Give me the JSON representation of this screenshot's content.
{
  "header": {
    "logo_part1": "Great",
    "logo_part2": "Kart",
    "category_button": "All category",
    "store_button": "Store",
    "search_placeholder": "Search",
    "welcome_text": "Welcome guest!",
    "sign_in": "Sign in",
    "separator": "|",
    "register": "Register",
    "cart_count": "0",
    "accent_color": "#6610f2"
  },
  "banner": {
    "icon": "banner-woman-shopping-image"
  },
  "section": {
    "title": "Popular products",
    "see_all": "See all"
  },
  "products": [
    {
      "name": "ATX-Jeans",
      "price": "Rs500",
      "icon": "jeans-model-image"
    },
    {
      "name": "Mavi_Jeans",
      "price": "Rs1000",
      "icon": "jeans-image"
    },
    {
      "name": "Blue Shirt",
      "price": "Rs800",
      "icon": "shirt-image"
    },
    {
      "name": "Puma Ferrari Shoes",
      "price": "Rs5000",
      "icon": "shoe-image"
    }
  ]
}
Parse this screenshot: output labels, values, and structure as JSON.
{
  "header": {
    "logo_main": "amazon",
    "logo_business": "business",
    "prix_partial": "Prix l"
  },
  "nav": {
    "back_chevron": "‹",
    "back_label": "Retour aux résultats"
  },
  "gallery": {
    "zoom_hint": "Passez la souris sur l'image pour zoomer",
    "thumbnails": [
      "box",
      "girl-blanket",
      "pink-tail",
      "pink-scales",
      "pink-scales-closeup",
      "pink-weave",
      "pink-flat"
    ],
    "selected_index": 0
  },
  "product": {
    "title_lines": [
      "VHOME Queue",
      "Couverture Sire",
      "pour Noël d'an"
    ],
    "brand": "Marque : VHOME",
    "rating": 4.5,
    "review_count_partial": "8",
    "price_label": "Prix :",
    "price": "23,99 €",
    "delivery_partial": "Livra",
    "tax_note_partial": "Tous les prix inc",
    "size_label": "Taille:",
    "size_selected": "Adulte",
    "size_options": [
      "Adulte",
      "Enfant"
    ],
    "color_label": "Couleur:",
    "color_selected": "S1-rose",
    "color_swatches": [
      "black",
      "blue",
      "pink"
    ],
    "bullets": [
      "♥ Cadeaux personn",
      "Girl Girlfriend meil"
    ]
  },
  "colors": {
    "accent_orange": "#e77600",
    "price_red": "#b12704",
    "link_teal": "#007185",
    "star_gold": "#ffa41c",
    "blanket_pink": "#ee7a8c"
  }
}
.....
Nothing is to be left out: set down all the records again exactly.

RESPONSE:
Give me the JSON representation of this screenshot's content.
{
  "header": {
    "logo_part1": "Great",
    "logo_part2": "Kart",
    "category_button": "All category",
    "store_button": "Store",
    "search_placeholder": "Search",
    "welcome_text": "Welcome guest!",
    "sign_in": "Sign in",
    "separator": "|",
    "register": "Register",
    "cart_count": "0",
    "accent_color": "#6610f2"
  },
  "banner": {
    "icon": "banner-woman-shopping-image"
  },
  "section": {
    "title": "Popular products",
    "see_all": "See all"
  },
  "products": [
    {
      "name": "ATX-Jeans",
      "price": "Rs500",
      "icon": "jeans-model-image"
    },
    {
      "name": "Mavi_Jeans",
      "price": "Rs1000",
      "icon": "jeans-image"
    },
    {
      "name": "Blue Shirt",
      "price": "Rs800",
      "icon": "shirt-image"
    },
    {
      "name": "Puma Ferrari Shoes",
      "price": "Rs5000",
      "icon": "shoe-image"
    }
  ]
}
Parse this screenshot: output labels, values, and structure as JSON.
{
  "header": {
    "logo_main": "amazon",
    "logo_business": "business",
    "prix_partial": "Prix l"
  },
  "nav": {
    "back_chevron": "‹",
    "back_label": "Retour aux résultats"
  },
  "gallery": {
    "zoom_hint": "Passez la souris sur l'image pour zoomer",
    "thumbnails": [
      "box",
      "girl-blanket",
      "pink-tail",
      "pink-scales",
      "pink-scales-closeup",
      "pink-weave",
      "pink-flat"
    ],
    "selected_index": 0
  },
  "product": {
    "title_lines": [
      "VHOME Queue",
      "Couverture Sire",
      "pour Noël d'an"
    ],
    "brand": "Marque : VHOME",
    "rating": 4.5,
    "review_count_partial": "8",
    "price_label": "Prix :",
    "price": "23,99 €",
    "delivery_partial": "Livra",
    "tax_note_partial": "Tous les prix inc",
    "size_label": "Taille:",
    "size_selected": "Adulte",
    "size_options": [
      "Adulte",
      "Enfant"
    ],
    "color_label": "Couleur:",
    "color_selected": "S1-rose",
    "color_swatches": [
      "black",
      "blue",
      "pink"
    ],
    "bullets": [
      "♥ Cadeaux personn",
      "Girl Girlfriend meil"
    ]
  },
  "colors": {
    "accent_orange": "#e77600",
    "price_red": "#b12704",
    "link_teal": "#007185",
    "star_gold": "#ffa41c",
    "blanket_pink": "#ee7a8c"
  }
}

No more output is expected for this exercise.